Perfection is a fantasy because it can never exist outside of your head. It is your idea alone, not a reality shared by anyone or anything in the true and objective world that goes beyond you.
Perfection is also a fantasy because it is a point in infinity: you can always be more beautiful, more intelligent, more anything. Perfect beauty is the same as infinite beauty – and infinity does not exist in the finite world. Nobody has ever seen or measured anything that is infinite.
Get Out of the Trap
Finally! Here is the point of the article: our drive to perfection is the same as a drive to death.
Trying to be perfect is a trap that lands us in despair.
We resent our imperfection; we try harder to be more perfect; we resent our lives because they subject us to imperfection and imperfect conditions; we turn our aggression against ourselves by saying nasty things in our heads and sabotaging our own efforts; and then we try to be more perfect to compensate!
I am getting exhausted and angry just thinking about it!
Wanting perfection is wanting despair, resentment, and the loss of reality.

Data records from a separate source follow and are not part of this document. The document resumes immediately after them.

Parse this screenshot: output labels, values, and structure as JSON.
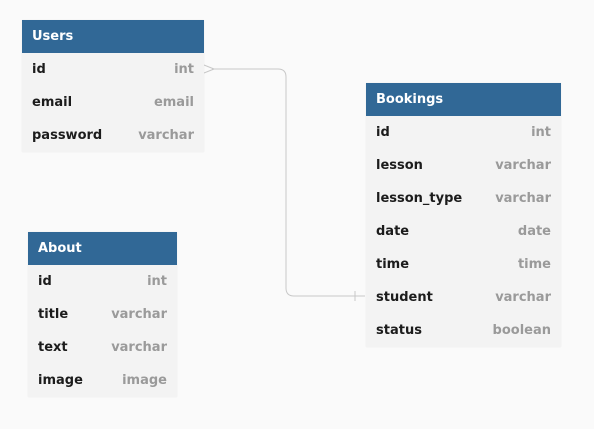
{
  "tables": {
    "users": {
      "title": "Users",
      "fields": [
        {
          "name": "id",
          "type": "int"
        },
        {
          "name": "email",
          "type": "email"
        },
        {
          "name": "password",
          "type": "varchar"
        }
      ]
    },
    "about": {
      "title": "About",
      "fields": [
        {
          "name": "id",
          "type": "int"
        },
        {
          "name": "title",
          "type": "varchar"
        },
        {
          "name": "text",
          "type": "varchar"
        },
        {
          "name": "image",
          "type": "image"
        }
      ]
    },
    "bookings": {
      "title": "Bookings",
      "fields": [
        {
          "name": "id",
          "type": "int"
        },
        {
          "name": "lesson",
          "type": "varchar"
        },
        {
          "name": "lesson_type",
          "type": "varchar"
        },
        {
          "name": "date",
          "type": "date"
        },
        {
          "name": "time",
          "type": "time"
        },
        {
          "name": "student",
          "type": "varchar"
        },
        {
          "name": "status",
          "type": "boolean"
        }
      ]
    }
  },
  "relationships": [
    {
      "from": "users.id",
      "to": "bookings.student",
      "from_cardinality": "many",
      "to_cardinality": "one"
    }
  ],
  "colors": {
    "header_bg": "#316896",
    "header_text": "#ffffff",
    "body_bg": "#f3f3f3",
    "field_name": "#1c1c1c",
    "field_type": "#9a9a9a",
    "connector": "#c8c8c8"
  }
}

That is death. But there is a way out. What follows are the steps to take out of this trap, whether you are a transhumanist or a normal person.
First step: Recognize that perfection is not even a reality. It is not only impossible for you and me to be perfect. It is impossible for perfection in any form, along any imagined scale, to exist in reality.
Step two: Choose to live in the real world. Stop chasing the fantasy.
Step three: Stop making yourself miserable because you are not and could never be, nor ever want to be, perfect. That is because perfection is not real, but you are! You would not be real if you were defined as being perfect. You would be effectively dead.
Final step: Enjoy the freedom of just being you, a real and glorious human being who is a child of God.
Let’s let God be God. And let’s be happy that we are who and what we are.
It is all good. It is all created by our God. We are given, and we are real.
In essence, we are alive! So live your life joyfully.